      action. The plan is that 2021 becomes a year of concerted action on carbon reduction
      across Lewisham.
    • Supporting a grass roots movement towards low carbon living, which includes working with community partners to develop further funding opportunities to support local community energy projects.
    • Working in partnership to respond to the climate crisis, which includes working with local education and skills providers and with local businesses to develop the
      supply chain for building retrofit and carbon reduction technologies.
    • Being open to new ideas and continuing to raise the Council’s game on Climate Emergency, which includes committing to an annual public review of the Council’s Climate Emergency work to be held on or near the anniversary of the original declaration of a Climate Emergency (27 February 2019.)
    • Engaging Government and others to bring about radical change, which includes officers supporting a pan-London approach to lobbying through London Councils, the
      Association of Local Energy Officers in London and through other fora.

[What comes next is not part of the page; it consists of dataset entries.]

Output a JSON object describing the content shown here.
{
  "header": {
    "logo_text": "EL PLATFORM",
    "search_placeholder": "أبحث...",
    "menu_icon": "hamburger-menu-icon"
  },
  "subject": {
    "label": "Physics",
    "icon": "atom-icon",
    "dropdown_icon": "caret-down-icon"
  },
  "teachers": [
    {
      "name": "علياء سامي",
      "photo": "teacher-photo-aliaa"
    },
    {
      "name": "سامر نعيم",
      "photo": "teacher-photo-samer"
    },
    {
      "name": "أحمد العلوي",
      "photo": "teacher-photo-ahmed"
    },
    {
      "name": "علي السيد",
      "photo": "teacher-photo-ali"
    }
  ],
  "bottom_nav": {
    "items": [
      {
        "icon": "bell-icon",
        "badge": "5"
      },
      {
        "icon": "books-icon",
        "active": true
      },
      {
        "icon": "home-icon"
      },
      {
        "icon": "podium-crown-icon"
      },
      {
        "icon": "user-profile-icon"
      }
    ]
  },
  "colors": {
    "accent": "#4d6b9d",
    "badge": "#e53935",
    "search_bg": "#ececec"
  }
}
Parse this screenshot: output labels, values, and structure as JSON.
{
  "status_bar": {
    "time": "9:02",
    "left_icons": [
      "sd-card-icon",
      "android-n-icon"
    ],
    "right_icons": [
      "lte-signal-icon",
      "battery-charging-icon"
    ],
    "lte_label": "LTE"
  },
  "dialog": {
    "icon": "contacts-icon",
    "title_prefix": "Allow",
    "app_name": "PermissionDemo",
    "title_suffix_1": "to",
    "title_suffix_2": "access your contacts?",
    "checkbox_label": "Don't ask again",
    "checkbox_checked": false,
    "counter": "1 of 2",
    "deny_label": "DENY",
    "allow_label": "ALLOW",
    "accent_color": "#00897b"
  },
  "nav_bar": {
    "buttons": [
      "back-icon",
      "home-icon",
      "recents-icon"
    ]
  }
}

The Council, which is responsible for 3% of the borough’s carbon emissions, has already made progress reducing its energy consumption by rationalising Council offices and through lighting and heating improvements.

The big challenges the Council is facing going forward include:

  • The poor state of many of the remaining occupied corporate buildings, and the disruption that large scale refurbishment would have on service delivery;
  • The financial viability of large-scale improvement works, which are unlikely to deliver enough savings particularly for older buildings that have exceeded their
    expected lifespan;
  • Finding ways to increase the level of investment in schools, which account for more than 50% of our emissions from buildings;
  • Improving buildings in the council’s commercial portfolio that do not meet existing or expected standards in relation to energy performance;
  • The cost of infrastructure and technology needed to provide full electrification of the council’s fleet.